**WORK TO BE COMPLETED:** Restate each of the lines below word for word and drop every picture.

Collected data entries
- - - - -

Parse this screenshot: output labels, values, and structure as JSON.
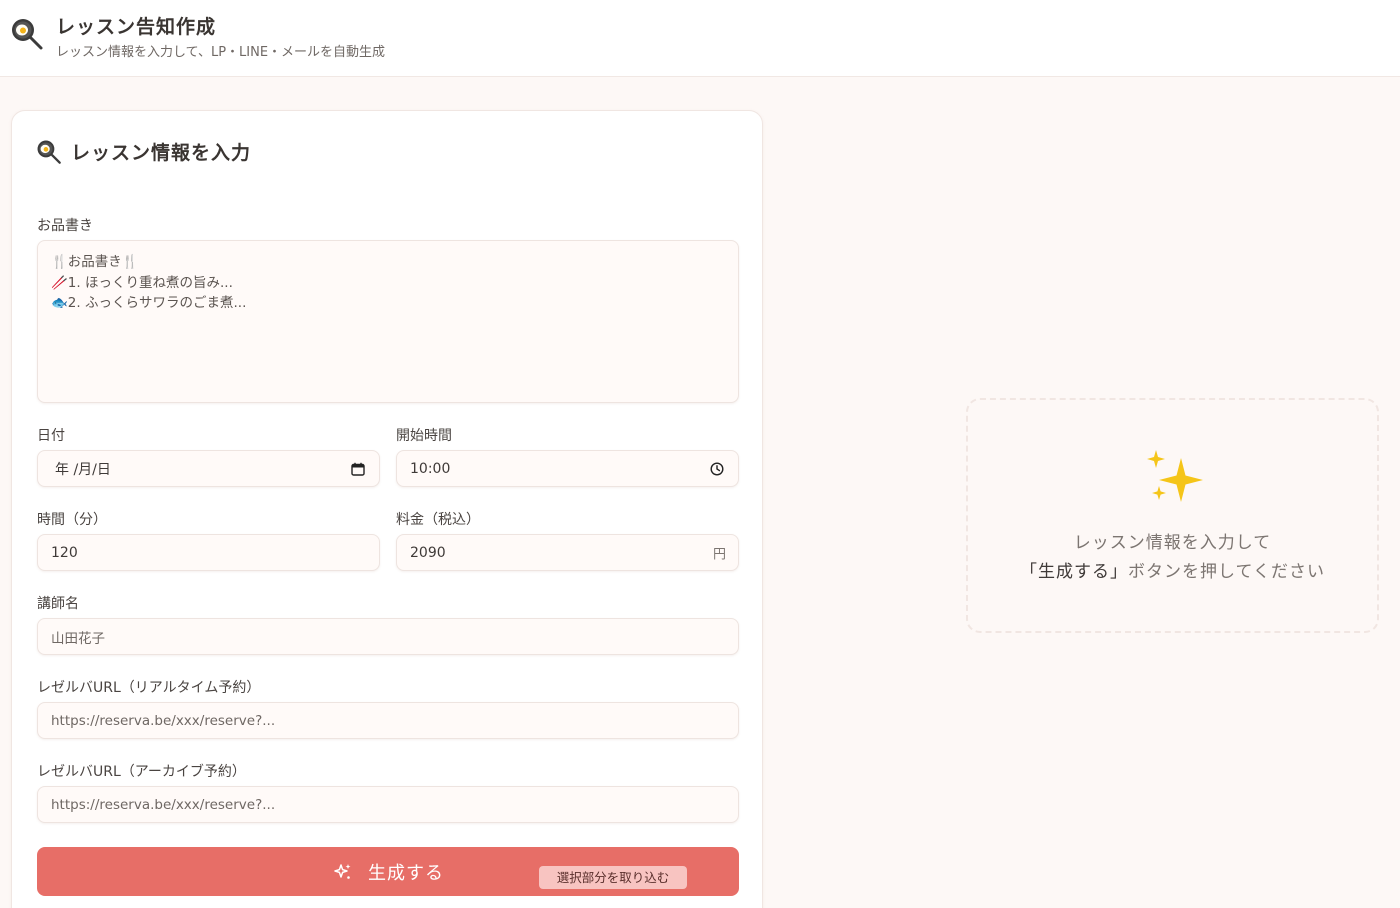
{
  "header": {
    "icon": "frying-pan-icon",
    "title": "レッスン告知作成",
    "subtitle": "レッスン情報を入力して、LP・LINE・メールを自動生成"
  },
  "form": {
    "icon": "frying-pan-icon",
    "heading": "レッスン情報を入力",
    "menu": {
      "label": "お品書き",
      "lines": [
        "🍴お品書き🍴",
        "🥢1. ほっくり重ね煮の旨み...",
        "🐟2. ふっくらサワラのごま煮..."
      ]
    },
    "date": {
      "label": "日付",
      "value": "年 /月/日",
      "icon": "calendar-icon"
    },
    "start_time": {
      "label": "開始時間",
      "value": "10:00",
      "icon": "clock-icon"
    },
    "duration": {
      "label": "時間（分）",
      "value": "120"
    },
    "price": {
      "label": "料金（税込）",
      "value": "2090",
      "unit": "円"
    },
    "instructor": {
      "label": "講師名",
      "placeholder": "山田花子"
    },
    "url_realtime": {
      "label": "レゼルバURL（リアルタイム予約）",
      "placeholder": "https://reserva.be/xxx/reserve?..."
    },
    "url_archive": {
      "label": "レゼルバURL（アーカイブ予約）",
      "placeholder": "https://reserva.be/xxx/reserve?..."
    },
    "submit": {
      "label": "生成する",
      "icon": "sparkle-icon"
    },
    "capture_badge": "選択部分を取り込む"
  },
  "preview": {
    "icon": "sparkles-icon",
    "line1": "レッスン情報を入力して",
    "line2_strong": "「生成する」",
    "line2_rest": "ボタンを押してください"
  },
  "colors": {
    "accent": "#e76e67",
    "background": "#fdf8f6",
    "sparkle": "#f5c518"
  }
}
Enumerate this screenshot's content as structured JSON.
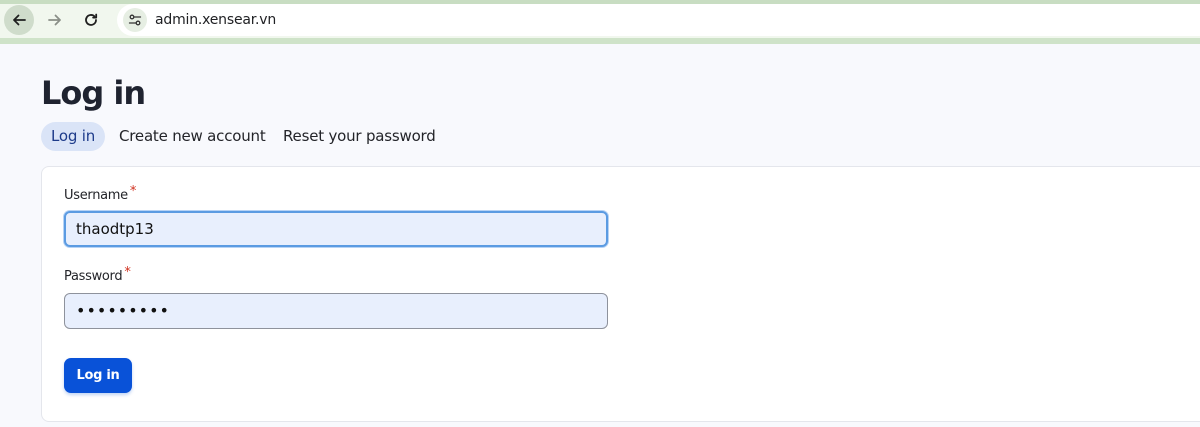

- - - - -

**ANSWER FOR THIS EXERCISE:**
Parse this screenshot: output labels, values, and structure as JSON.
{
  "header": {
    "icon": "frying-pan-icon",
    "title": "レッスン告知作成",
    "subtitle": "レッスン情報を入力して、LP・LINE・メールを自動生成"
  },
  "form": {
    "icon": "frying-pan-icon",
    "heading": "レッスン情報を入力",
    "menu": {
      "label": "お品書き",
      "lines": [
        "🍴お品書き🍴",
        "🥢1. ほっくり重ね煮の旨み...",
        "🐟2. ふっくらサワラのごま煮..."
      ]
    },
    "date": {
      "label": "日付",
      "value": "年 /月/日",
      "icon": "calendar-icon"
    },
    "start_time": {
      "label": "開始時間",
      "value": "10:00",
      "icon": "clock-icon"
    },
    "duration": {
      "label": "時間（分）",
      "value": "120"
    },
    "price": {
      "label": "料金（税込）",
      "value": "2090",
      "unit": "円"
    },
    "instructor": {
      "label": "講師名",
      "placeholder": "山田花子"
    },
    "url_realtime": {
      "label": "レゼルバURL（リアルタイム予約）",
      "placeholder": "https://reserva.be/xxx/reserve?..."
    },
    "url_archive": {
      "label": "レゼルバURL（アーカイブ予約）",
      "placeholder": "https://reserva.be/xxx/reserve?..."
    },
    "submit": {
      "label": "生成する",
      "icon": "sparkle-icon"
    },
    "capture_badge": "選択部分を取り込む"
  },
  "preview": {
    "icon": "sparkles-icon",
    "line1": "レッスン情報を入力して",
    "line2_strong": "「生成する」",
    "line2_rest": "ボタンを押してください"
  },
  "colors": {
    "accent": "#e76e67",
    "background": "#fdf8f6",
    "sparkle": "#f5c518"
  }
}
Enumerate this screenshot's content as structured JSON.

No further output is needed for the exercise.